4. Rainbow Sheep (DIY project)
In this project, students will create a mod that spawns several randomly colored sheep whenever the player throws a snowball.
Students have already used the “spawn entity” block, but for this project, they’ll be using the rounded version of it instead. This allows them to create a sheep and simultaneously set its color.
This is the longest mod that students have made thus far, so there are a lot of opportunities to make small errors. Before students start customizing their mod, encourage them to make sure it works properly first. Then they can tweak the code to make it their own!
Students will learn about the “when [entity] dies at [location]” event block and the “get killer of” block.
The concept of a global variable is introduced. These are really useful, but students should still think about using a script variable instead whenever possible because it’s considered better practice than creating tons of global variables.

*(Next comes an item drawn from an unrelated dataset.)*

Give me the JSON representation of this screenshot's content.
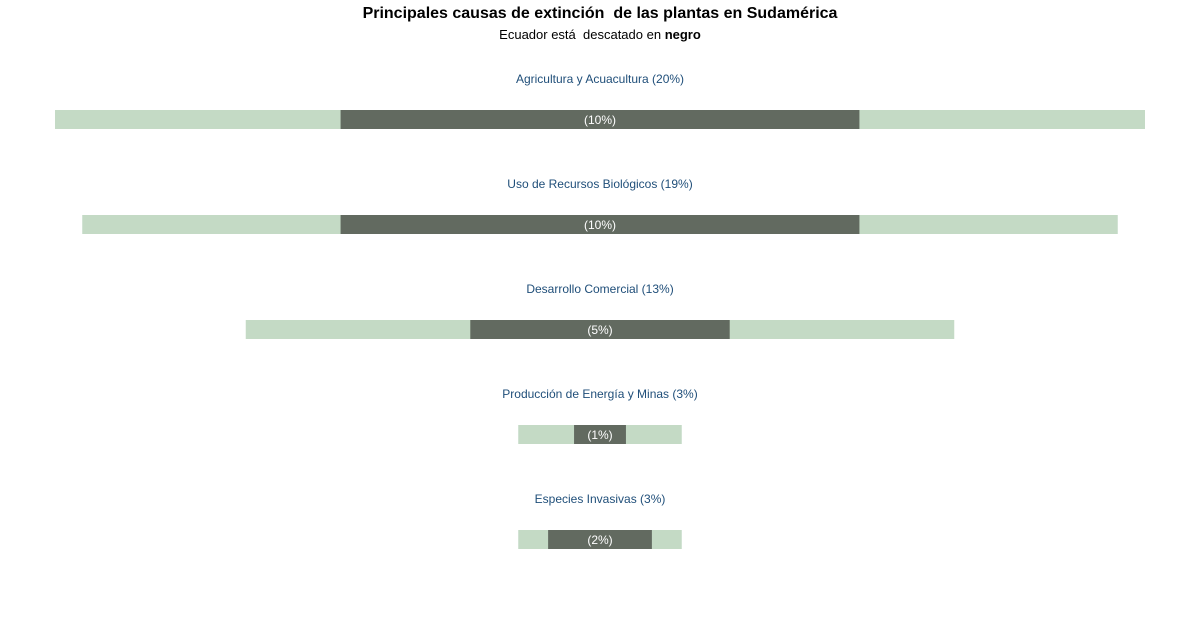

The example shows how students can increase the value of a variable by 1 or 100. How could they decrease the value of a variable? Hint: The number in the “change variable by” block can be negative to subtract from the value of the variable.
6. Master Hunter (DIY project)
This is the first time students will create their own global variables. It requires exiting out of the tutorial view by clicking the “Blocks” tab and clicking the “Variables” section to add a new global variable. If they miss this step, they won’t be able to do the rest of the mod!
This project also introduces the “and” block, which allows you to simultaneously check two conditions in an “if” block. Ask students how they could do this same thing without an “and” block. Hint: You could create two “if” statements nested inside each other, each of which checks a different condition.
The last slide of the tutorial suggests that students use the “mod” block for an extension. If students are interested in this, you’ll need to give them a bit of background on what mod is, as it’s not commonly taught in school. Mod is an operation (just like addition or multiplication) that gives the remainder of a division problem. Take the example of 6 mod 4. 6 divided by 4 is 1 with a remainder of 2, so 6 mod 4 is 2.
The “do after” block allows you to delay code so that it doesn’t happen immediately. If students have done coding before, they might be familiar with the “wait” block, but because of the way Minecraft is set up, “wait” blocks don’t work.
One important subtlety to notice is that, although code blocks inside a “do after” block will be delayed, blocks under a “do after” don’t wait.
The “get location away from [location]” block will be tricky for students who haven’t learned about coordinate planes yet. Be prepared to explain what x, y, and z coordinates mean and how you can change these coordinates to move around a three dimensional space.
Ask students to explain the example given. Why does each pig appear where it does?
8. Pigstorm (DIY project)
In this DIY project, students will create zombie pigs by spawning pigs and then casting lightning at the location of the pig.
The bonus slide of the tutorial suggests using the multiplication operator to speed up the lightning strikes. The values you put in a multiplication operator block can be variables or constants.
Wrap Up and Extend the Learning